SOURCE RECORDS:
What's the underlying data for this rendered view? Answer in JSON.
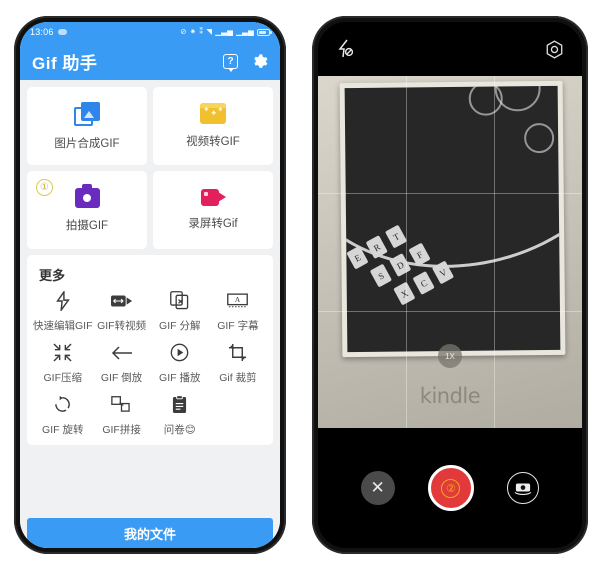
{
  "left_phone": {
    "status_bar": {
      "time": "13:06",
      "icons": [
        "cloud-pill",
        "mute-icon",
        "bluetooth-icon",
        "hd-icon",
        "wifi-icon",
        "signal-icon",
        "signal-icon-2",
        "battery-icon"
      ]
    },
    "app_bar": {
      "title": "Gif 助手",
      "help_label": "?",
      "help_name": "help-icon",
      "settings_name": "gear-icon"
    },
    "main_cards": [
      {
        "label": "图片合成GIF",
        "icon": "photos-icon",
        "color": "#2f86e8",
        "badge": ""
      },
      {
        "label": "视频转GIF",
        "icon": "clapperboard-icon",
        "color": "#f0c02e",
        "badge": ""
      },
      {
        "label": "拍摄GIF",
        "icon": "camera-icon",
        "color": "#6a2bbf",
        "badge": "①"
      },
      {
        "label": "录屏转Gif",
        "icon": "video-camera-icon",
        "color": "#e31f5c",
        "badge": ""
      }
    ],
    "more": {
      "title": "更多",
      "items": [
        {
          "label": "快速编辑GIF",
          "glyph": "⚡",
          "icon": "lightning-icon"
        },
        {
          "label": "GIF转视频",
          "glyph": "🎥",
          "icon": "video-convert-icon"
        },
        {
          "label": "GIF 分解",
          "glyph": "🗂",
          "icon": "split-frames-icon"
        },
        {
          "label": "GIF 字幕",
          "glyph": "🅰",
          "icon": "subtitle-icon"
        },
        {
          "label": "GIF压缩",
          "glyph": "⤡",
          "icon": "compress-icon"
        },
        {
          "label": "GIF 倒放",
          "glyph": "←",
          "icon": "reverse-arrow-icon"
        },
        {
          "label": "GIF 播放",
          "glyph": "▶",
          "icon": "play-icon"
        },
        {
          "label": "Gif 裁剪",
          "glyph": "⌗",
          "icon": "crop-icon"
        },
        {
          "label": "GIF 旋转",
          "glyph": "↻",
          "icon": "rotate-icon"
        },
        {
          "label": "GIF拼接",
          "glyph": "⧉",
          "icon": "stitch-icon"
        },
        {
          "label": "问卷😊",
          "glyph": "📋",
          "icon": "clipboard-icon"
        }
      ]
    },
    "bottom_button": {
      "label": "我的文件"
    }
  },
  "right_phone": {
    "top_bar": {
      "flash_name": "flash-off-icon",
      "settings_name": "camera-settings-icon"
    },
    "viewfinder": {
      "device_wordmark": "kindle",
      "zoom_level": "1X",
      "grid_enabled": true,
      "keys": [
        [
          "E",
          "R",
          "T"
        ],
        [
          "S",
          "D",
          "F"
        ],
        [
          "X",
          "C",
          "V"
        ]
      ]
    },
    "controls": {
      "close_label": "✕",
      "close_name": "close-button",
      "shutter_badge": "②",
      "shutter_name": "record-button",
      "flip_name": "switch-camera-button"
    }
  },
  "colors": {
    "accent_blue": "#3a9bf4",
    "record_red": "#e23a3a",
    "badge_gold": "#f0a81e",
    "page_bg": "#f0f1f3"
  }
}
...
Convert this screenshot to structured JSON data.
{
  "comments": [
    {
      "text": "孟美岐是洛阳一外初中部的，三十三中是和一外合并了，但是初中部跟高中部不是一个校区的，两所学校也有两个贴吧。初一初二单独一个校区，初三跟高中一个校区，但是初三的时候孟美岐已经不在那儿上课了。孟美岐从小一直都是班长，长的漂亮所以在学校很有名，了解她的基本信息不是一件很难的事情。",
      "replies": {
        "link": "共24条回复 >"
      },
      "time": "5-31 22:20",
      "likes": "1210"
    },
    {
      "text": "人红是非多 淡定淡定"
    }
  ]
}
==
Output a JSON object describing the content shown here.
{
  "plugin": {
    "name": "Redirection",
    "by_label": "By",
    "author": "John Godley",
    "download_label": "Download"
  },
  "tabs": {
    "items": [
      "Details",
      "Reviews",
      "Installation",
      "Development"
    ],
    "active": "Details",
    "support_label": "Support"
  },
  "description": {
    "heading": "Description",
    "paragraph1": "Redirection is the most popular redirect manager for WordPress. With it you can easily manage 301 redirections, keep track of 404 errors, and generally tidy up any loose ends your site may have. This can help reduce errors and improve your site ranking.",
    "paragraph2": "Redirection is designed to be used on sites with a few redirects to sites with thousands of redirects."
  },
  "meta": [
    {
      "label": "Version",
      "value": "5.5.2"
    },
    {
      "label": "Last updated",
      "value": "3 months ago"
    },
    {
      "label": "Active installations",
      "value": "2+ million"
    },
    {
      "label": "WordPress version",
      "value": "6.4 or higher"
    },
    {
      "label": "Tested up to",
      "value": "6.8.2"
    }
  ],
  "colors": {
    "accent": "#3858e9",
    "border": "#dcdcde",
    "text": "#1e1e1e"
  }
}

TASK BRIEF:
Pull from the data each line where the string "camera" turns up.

WRITTEN ANSWER:
        "icon": "camera-icon",
        "icon": "video-camera-icon",
      "settings_name": "camera-settings-icon"
      "flip_name": "switch-camera-button"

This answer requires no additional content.